Turnout huge for annual bonfire

Samuel Sutton

The cross country team carries their torches in the torchlight parade, an event part of Homecoming week, starting on Comanche Trail by the Daniel building, Oct. 29. Photo by Rachel Johnson
The cross country team carries torches in the torchlight parade, an event part of Homecoming week, starting on Comanche Trail by the Daniel Building, Oct. 29. Photo by Rachel Johnson

Fire, tradition, and school spirit – just some of the highlights of the Homecoming bonfire. The turnout was huge, just like Kevin Bazner, the assistant director of Student Development and Orientation, predicted.

“Since there are more people living on campus this year, I think we will have a much larger turnout than previous years,” Bazner predicted before the event.  Bazner predicted more than 1,000 students would attend.

To cover the large crowds, Student Development and Orientation bought 700 shirts, and more than 800 tiki torches, which costed about $2,000. The stage costed $500, and the pallets were donated by Pallet Outlet Inc.

The bonfire platform was built smaller than previous years so students could could enjoy a safe and fun traditional event.

“We wanted to create a manageable size that’s safe and enjoyable for all students in attendance,” Matthew Park, dean of students, said.

The size of the bonfire was a little upsetting to some students at the beginning of the event.

“It seems a little small. I hope it doesn’t cause the fire to be small because that’s always the best part,” Adam Sutton, business finance sophomore, said. “I have gone to every bonfire since I’ve been here, and I haven’t been disappointed. I will definitely come back next year.”

Robert Lukeman, computer science junior, said, “I thought it would be a little bigger. I’m sort of a pyromaniac, so I hope its big.”

The fire turned out to be bigger than they thought it would be.

Lukeman said, “It was awesome, man. The fire was huge. I had to get out of the way a few times to avoid shards of fire.”

Ian Glasgow, computer science sophomore, said, “the fire was crazy. It was much bigger, and much better than last year’s fire.”

Tradition was a primary reason that students, all 1,300 of them, came out to see the bonfire.

Jordan Phillips, a radiology freshman, said,”I had to come out and show some school spirit. I wanted to see this big traditional event that everyone talked about.”

Glasgow said, “I want to be a part of the tradition and spirit of the campus before I have to graduate.”

The one thing that students complained about was the gasoline smell.

“It was really strong. I had to turn my head and cover my face a few times so I wouldn’t smell it,” Becca Rhone, special education junior, said.

Lindsey Johnson, a senior in general business, said, “I loved the event, I loved the fire, but I did not love the smell. I still watched it, but I had to suffer through a headache the whole time.”

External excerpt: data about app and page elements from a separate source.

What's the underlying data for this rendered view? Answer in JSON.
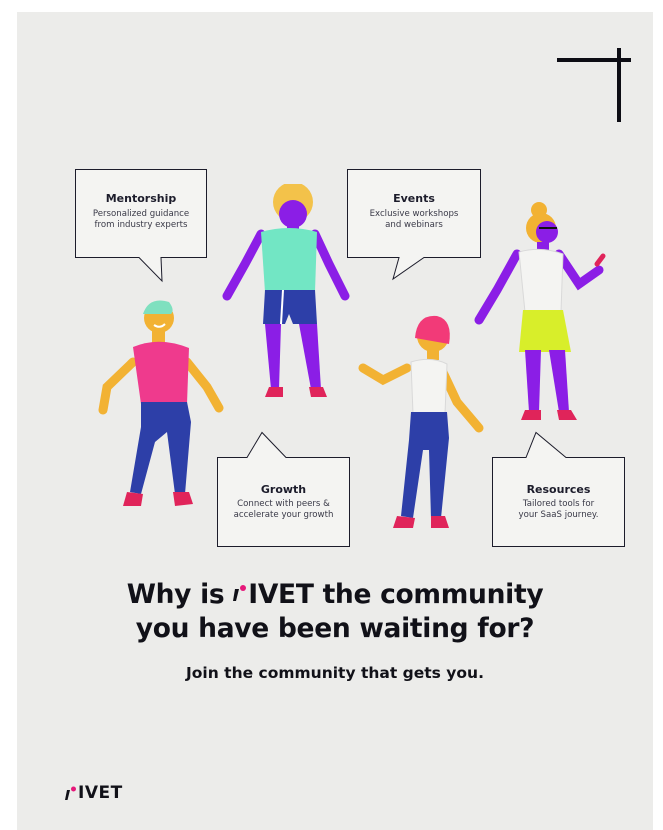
{
  "bubbles": {
    "mentorship": {
      "title": "Mentorship",
      "desc": "Personalized guidance\nfrom industry experts"
    },
    "events": {
      "title": "Events",
      "desc": "Exclusive workshops\nand webinars"
    },
    "growth": {
      "title": "Growth",
      "desc": "Connect with peers &\naccelerate your growth"
    },
    "resources": {
      "title": "Resources",
      "desc": "Tailored tools for\nyour SaaS journey."
    }
  },
  "headline": {
    "part1": "Why is ",
    "brand": "IVET",
    "part2": " the community",
    "line2": "you have been waiting for?"
  },
  "subline": "Join the community that gets you.",
  "footer": {
    "brand": "IVET"
  },
  "colors": {
    "background": "#ececea",
    "text": "#111118",
    "accent_pink": "#e6187a",
    "purple": "#8b1ee6",
    "blue": "#2d3fa8",
    "yellow": "#f2b233"
  },
  "icons": [
    "corner-mark-icon",
    "brand-mark-icon"
  ]
}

The police set up the grounds on Wednesday, blocking the parking spaces for the pallets and the sand.

Park said, “they didn’t block off the whole lot until the day of the event because they didn’t want to inconvenience students. They only blocked off a part of it.”

The bonfire took about 10 hours to set up.

“We spent two hours laying the 25 tons of sand that covered 40 feet long and 20 feet wide. Then we took four hours putting together the pallets. The clean-up will take four more hours tomorrow,” Armando Muniz, the ground maintenance superintendent, said. “It’s definitely worth it. The students are always excited to see the fire.”